◆ EXERCISE PROMPT: The listing below has to be output exactly as given, less its pictures.

━━━━━━

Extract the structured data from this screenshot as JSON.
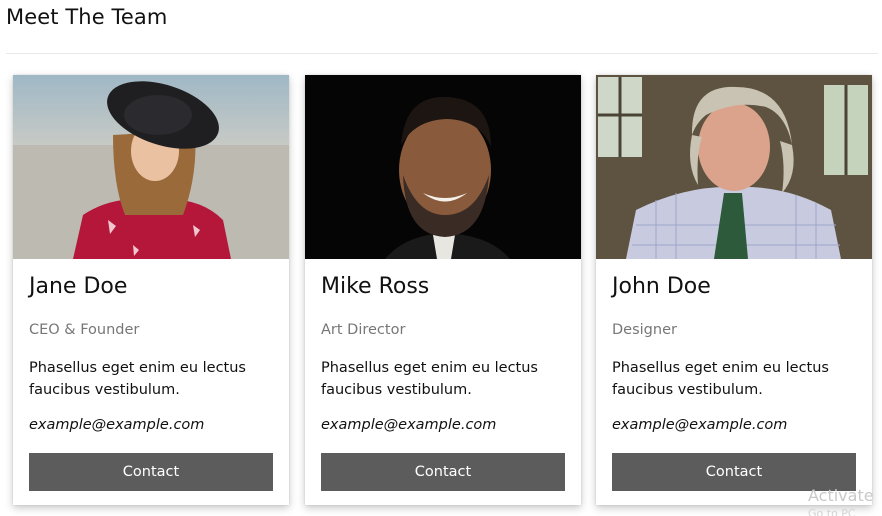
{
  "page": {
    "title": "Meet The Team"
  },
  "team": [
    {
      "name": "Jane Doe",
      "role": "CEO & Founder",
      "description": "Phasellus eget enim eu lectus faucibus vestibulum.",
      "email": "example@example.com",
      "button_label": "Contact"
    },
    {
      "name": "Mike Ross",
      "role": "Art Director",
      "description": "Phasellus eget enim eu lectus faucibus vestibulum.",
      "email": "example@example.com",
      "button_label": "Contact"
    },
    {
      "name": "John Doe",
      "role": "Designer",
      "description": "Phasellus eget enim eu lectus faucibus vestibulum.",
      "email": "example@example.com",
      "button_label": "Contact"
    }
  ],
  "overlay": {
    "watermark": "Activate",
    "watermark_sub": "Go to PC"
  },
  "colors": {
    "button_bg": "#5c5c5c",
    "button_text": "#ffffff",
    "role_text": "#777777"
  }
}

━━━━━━

◆ RESULT OF THE TASK:
Extract the structured data from this screenshot as JSON.
{
  "page": {
    "title": "Meet The Team"
  },
  "team": [
    {
      "name": "Jane Doe",
      "role": "CEO & Founder",
      "description": "Phasellus eget enim eu lectus faucibus vestibulum.",
      "email": "example@example.com",
      "button_label": "Contact"
    },
    {
      "name": "Mike Ross",
      "role": "Art Director",
      "description": "Phasellus eget enim eu lectus faucibus vestibulum.",
      "email": "example@example.com",
      "button_label": "Contact"
    },
    {
      "name": "John Doe",
      "role": "Designer",
      "description": "Phasellus eget enim eu lectus faucibus vestibulum.",
      "email": "example@example.com",
      "button_label": "Contact"
    }
  ],
  "overlay": {
    "watermark": "Activate",
    "watermark_sub": "Go to PC"
  },
  "colors": {
    "button_bg": "#5c5c5c",
    "button_text": "#ffffff",
    "role_text": "#777777"
  }
}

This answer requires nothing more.